Segment Start: Material supplied
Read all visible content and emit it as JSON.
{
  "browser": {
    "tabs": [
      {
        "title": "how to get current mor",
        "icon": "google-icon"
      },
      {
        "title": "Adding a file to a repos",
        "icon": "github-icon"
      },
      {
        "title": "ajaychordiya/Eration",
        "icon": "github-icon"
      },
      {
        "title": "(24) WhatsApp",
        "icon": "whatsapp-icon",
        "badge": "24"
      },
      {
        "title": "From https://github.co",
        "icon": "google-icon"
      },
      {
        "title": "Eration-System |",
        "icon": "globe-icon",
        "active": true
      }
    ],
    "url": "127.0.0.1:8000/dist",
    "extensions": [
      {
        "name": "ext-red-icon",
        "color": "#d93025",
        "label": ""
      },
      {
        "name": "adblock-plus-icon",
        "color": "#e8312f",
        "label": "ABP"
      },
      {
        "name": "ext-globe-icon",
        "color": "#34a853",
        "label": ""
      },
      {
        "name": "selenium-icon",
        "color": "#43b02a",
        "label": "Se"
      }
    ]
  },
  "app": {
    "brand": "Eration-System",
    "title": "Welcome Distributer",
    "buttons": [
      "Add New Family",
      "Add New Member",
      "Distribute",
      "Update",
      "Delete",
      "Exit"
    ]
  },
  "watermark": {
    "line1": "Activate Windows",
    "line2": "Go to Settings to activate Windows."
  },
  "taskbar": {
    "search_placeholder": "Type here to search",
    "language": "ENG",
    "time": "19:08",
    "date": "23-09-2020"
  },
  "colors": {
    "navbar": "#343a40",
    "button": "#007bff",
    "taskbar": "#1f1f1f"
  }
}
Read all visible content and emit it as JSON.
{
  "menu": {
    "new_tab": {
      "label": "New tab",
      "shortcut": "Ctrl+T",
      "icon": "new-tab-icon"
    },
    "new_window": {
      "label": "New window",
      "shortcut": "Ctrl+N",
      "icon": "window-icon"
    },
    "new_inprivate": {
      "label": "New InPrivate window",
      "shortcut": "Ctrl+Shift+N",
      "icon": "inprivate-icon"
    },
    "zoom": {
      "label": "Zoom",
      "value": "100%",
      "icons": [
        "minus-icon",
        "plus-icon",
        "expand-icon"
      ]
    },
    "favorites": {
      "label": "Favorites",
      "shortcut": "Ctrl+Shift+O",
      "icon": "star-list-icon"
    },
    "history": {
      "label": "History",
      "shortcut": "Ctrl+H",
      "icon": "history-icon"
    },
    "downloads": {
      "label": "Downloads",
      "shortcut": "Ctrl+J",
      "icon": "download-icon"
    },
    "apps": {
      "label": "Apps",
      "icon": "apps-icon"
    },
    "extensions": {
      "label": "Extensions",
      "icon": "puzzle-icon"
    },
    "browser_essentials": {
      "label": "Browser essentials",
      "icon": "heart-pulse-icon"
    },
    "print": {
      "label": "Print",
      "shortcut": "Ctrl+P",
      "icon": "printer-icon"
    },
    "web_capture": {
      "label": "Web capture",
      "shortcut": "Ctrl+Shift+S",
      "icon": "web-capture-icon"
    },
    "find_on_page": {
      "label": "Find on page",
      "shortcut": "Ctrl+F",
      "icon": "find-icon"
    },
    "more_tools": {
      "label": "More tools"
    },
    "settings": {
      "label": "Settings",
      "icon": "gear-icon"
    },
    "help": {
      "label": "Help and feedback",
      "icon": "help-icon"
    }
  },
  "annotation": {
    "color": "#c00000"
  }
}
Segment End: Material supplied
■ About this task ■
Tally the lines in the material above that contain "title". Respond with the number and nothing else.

■ Task answer ■
7